**Work required**.
In your reply, restate all of the records below word for word.

== Material for this exercise

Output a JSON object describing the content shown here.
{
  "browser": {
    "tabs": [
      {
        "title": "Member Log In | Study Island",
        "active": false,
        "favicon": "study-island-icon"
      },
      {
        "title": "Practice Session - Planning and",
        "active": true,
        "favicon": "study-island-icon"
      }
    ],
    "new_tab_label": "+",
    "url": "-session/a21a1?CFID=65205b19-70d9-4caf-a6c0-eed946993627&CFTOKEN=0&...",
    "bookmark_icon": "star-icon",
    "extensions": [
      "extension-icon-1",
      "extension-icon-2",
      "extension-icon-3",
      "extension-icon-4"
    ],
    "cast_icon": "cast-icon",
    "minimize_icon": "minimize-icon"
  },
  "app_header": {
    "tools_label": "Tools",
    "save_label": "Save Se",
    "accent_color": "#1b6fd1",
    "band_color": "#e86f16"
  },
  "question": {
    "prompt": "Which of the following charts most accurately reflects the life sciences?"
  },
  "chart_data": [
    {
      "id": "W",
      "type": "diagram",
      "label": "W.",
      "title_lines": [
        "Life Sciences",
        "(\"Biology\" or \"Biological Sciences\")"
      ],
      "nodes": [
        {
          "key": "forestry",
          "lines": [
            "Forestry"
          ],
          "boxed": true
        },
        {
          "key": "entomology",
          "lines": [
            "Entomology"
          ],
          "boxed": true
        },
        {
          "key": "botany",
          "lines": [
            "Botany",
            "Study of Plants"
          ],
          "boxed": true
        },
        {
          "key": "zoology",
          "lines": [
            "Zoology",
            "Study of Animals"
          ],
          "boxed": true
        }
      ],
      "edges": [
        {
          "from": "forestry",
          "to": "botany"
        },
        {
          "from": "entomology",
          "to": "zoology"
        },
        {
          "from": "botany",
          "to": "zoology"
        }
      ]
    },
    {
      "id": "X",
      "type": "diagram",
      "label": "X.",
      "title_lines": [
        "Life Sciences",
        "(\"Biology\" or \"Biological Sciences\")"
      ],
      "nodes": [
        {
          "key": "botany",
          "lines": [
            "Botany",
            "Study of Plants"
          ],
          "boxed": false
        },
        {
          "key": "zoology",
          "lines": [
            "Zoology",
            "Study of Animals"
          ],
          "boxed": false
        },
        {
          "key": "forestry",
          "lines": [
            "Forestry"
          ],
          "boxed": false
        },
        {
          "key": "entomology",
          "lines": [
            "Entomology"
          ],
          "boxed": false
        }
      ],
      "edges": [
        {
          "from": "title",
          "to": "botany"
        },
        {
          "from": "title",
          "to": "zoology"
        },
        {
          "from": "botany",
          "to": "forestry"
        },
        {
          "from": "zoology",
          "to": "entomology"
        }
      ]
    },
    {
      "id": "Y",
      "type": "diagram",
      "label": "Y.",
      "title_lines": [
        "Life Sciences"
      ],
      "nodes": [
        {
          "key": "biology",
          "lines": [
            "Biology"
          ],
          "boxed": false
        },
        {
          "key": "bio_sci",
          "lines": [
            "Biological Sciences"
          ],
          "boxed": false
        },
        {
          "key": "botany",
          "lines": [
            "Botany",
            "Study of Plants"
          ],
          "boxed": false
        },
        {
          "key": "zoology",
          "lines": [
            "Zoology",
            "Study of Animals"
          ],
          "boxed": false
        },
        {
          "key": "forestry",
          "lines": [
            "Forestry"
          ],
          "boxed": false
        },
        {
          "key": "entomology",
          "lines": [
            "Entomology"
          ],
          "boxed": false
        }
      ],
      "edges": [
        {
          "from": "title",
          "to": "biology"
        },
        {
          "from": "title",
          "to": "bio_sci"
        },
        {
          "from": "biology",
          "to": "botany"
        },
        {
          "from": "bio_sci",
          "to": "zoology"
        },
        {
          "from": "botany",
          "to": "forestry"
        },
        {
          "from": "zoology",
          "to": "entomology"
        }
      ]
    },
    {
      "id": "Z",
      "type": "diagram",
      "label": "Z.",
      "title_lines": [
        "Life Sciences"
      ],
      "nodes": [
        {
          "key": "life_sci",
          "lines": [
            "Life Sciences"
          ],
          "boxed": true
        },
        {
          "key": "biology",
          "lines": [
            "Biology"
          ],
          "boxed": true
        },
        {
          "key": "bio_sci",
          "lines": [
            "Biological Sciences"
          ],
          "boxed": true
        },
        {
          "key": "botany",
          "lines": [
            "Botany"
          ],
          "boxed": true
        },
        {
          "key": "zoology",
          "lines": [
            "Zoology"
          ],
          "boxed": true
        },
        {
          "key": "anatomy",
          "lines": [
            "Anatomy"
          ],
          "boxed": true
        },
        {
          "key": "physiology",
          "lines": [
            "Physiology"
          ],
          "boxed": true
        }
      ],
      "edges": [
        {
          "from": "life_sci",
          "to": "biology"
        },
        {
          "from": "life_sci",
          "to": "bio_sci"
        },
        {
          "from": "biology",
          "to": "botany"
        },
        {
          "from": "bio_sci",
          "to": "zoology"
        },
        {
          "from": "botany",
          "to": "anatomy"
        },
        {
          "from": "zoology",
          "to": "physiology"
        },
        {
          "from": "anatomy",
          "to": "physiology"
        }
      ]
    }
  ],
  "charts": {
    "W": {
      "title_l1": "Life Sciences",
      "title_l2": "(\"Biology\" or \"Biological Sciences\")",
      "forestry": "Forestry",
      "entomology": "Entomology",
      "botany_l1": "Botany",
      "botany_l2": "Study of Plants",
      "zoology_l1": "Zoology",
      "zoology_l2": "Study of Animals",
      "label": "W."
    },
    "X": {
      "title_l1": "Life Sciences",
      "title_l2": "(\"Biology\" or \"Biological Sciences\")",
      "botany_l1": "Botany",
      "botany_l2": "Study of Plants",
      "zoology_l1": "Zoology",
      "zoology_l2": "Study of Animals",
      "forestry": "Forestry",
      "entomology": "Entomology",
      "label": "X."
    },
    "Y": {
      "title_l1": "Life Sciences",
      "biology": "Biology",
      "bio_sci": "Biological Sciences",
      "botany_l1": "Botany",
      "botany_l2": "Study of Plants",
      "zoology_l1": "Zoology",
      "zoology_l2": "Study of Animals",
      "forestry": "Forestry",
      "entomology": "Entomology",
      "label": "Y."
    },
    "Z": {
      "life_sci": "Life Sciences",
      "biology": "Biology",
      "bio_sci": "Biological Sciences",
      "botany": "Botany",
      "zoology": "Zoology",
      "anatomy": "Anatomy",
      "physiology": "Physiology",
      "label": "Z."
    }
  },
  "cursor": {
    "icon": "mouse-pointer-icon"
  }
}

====

**Exercise solution**.
Output a JSON object describing the content shown here.
{
  "browser": {
    "tabs": [
      {
        "title": "Member Log In | Study Island",
        "active": false,
        "favicon": "study-island-icon"
      },
      {
        "title": "Practice Session - Planning and",
        "active": true,
        "favicon": "study-island-icon"
      }
    ],
    "new_tab_label": "+",
    "url": "-session/a21a1?CFID=65205b19-70d9-4caf-a6c0-eed946993627&CFTOKEN=0&...",
    "bookmark_icon": "star-icon",
    "extensions": [
      "extension-icon-1",
      "extension-icon-2",
      "extension-icon-3",
      "extension-icon-4"
    ],
    "cast_icon": "cast-icon",
    "minimize_icon": "minimize-icon"
  },
  "app_header": {
    "tools_label": "Tools",
    "save_label": "Save Se",
    "accent_color": "#1b6fd1",
    "band_color": "#e86f16"
  },
  "question": {
    "prompt": "Which of the following charts most accurately reflects the life sciences?"
  },
  "chart_data": [
    {
      "id": "W",
      "type": "diagram",
      "label": "W.",
      "title_lines": [
        "Life Sciences",
        "(\"Biology\" or \"Biological Sciences\")"
      ],
      "nodes": [
        {
          "key": "forestry",
          "lines": [
            "Forestry"
          ],
          "boxed": true
        },
        {
          "key": "entomology",
          "lines": [
            "Entomology"
          ],
          "boxed": true
        },
        {
          "key": "botany",
          "lines": [
            "Botany",
            "Study of Plants"
          ],
          "boxed": true
        },
        {
          "key": "zoology",
          "lines": [
            "Zoology",
            "Study of Animals"
          ],
          "boxed": true
        }
      ],
      "edges": [
        {
          "from": "forestry",
          "to": "botany"
        },
        {
          "from": "entomology",
          "to": "zoology"
        },
        {
          "from": "botany",
          "to": "zoology"
        }
      ]
    },
    {
      "id": "X",
      "type": "diagram",
      "label": "X.",
      "title_lines": [
        "Life Sciences",
        "(\"Biology\" or \"Biological Sciences\")"
      ],
      "nodes": [
        {
          "key": "botany",
          "lines": [
            "Botany",
            "Study of Plants"
          ],
          "boxed": false
        },
        {
          "key": "zoology",
          "lines": [
            "Zoology",
            "Study of Animals"
          ],
          "boxed": false
        },
        {
          "key": "forestry",
          "lines": [
            "Forestry"
          ],
          "boxed": false
        },
        {
          "key": "entomology",
          "lines": [
            "Entomology"
          ],
          "boxed": false
        }
      ],
      "edges": [
        {
          "from": "title",
          "to": "botany"
        },
        {
          "from": "title",
          "to": "zoology"
        },
        {
          "from": "botany",
          "to": "forestry"
        },
        {
          "from": "zoology",
          "to": "entomology"
        }
      ]
    },
    {
      "id": "Y",
      "type": "diagram",
      "label": "Y.",
      "title_lines": [
        "Life Sciences"
      ],
      "nodes": [
        {
          "key": "biology",
          "lines": [
            "Biology"
          ],
          "boxed": false
        },
        {
          "key": "bio_sci",
          "lines": [
            "Biological Sciences"
          ],
          "boxed": false
        },
        {
          "key": "botany",
          "lines": [
            "Botany",
            "Study of Plants"
          ],
          "boxed": false
        },
        {
          "key": "zoology",
          "lines": [
            "Zoology",
            "Study of Animals"
          ],
          "boxed": false
        },
        {
          "key": "forestry",
          "lines": [
            "Forestry"
          ],
          "boxed": false
        },
        {
          "key": "entomology",
          "lines": [
            "Entomology"
          ],
          "boxed": false
        }
      ],
      "edges": [
        {
          "from": "title",
          "to": "biology"
        },
        {
          "from": "title",
          "to": "bio_sci"
        },
        {
          "from": "biology",
          "to": "botany"
        },
        {
          "from": "bio_sci",
          "to": "zoology"
        },
        {
          "from": "botany",
          "to": "forestry"
        },
        {
          "from": "zoology",
          "to": "entomology"
        }
      ]
    },
    {
      "id": "Z",
      "type": "diagram",
      "label": "Z.",
      "title_lines": [
        "Life Sciences"
      ],
      "nodes": [
        {
          "key": "life_sci",
          "lines": [
            "Life Sciences"
          ],
          "boxed": true
        },
        {
          "key": "biology",
          "lines": [
            "Biology"
          ],
          "boxed": true
        },
        {
          "key": "bio_sci",
          "lines": [
            "Biological Sciences"
          ],
          "boxed": true
        },
        {
          "key": "botany",
          "lines": [
            "Botany"
          ],
          "boxed": true
        },
        {
          "key": "zoology",
          "lines": [
            "Zoology"
          ],
          "boxed": true
        },
        {
          "key": "anatomy",
          "lines": [
            "Anatomy"
          ],
          "boxed": true
        },
        {
          "key": "physiology",
          "lines": [
            "Physiology"
          ],
          "boxed": true
        }
      ],
      "edges": [
        {
          "from": "life_sci",
          "to": "biology"
        },
        {
          "from": "life_sci",
          "to": "bio_sci"
        },
        {
          "from": "biology",
          "to": "botany"
        },
        {
          "from": "bio_sci",
          "to": "zoology"
        },
        {
          "from": "botany",
          "to": "anatomy"
        },
        {
          "from": "zoology",
          "to": "physiology"
        },
        {
          "from": "anatomy",
          "to": "physiology"
        }
      ]
    }
  ],
  "charts": {
    "W": {
      "title_l1": "Life Sciences",
      "title_l2": "(\"Biology\" or \"Biological Sciences\")",
      "forestry": "Forestry",
      "entomology": "Entomology",
      "botany_l1": "Botany",
      "botany_l2": "Study of Plants",
      "zoology_l1": "Zoology",
      "zoology_l2": "Study of Animals",
      "label": "W."
    },
    "X": {
      "title_l1": "Life Sciences",
      "title_l2": "(\"Biology\" or \"Biological Sciences\")",
      "botany_l1": "Botany",
      "botany_l2": "Study of Plants",
      "zoology_l1": "Zoology",
      "zoology_l2": "Study of Animals",
      "forestry": "Forestry",
      "entomology": "Entomology",
      "label": "X."
    },
    "Y": {
      "title_l1": "Life Sciences",
      "biology": "Biology",
      "bio_sci": "Biological Sciences",
      "botany_l1": "Botany",
      "botany_l2": "Study of Plants",
      "zoology_l1": "Zoology",
      "zoology_l2": "Study of Animals",
      "forestry": "Forestry",
      "entomology": "Entomology",
      "label": "Y."
    },
    "Z": {
      "life_sci": "Life Sciences",
      "biology": "Biology",
      "bio_sci": "Biological Sciences",
      "botany": "Botany",
      "zoology": "Zoology",
      "anatomy": "Anatomy",
      "physiology": "Physiology",
      "label": "Z."
    }
  },
  "cursor": {
    "icon": "mouse-pointer-icon"
  }
}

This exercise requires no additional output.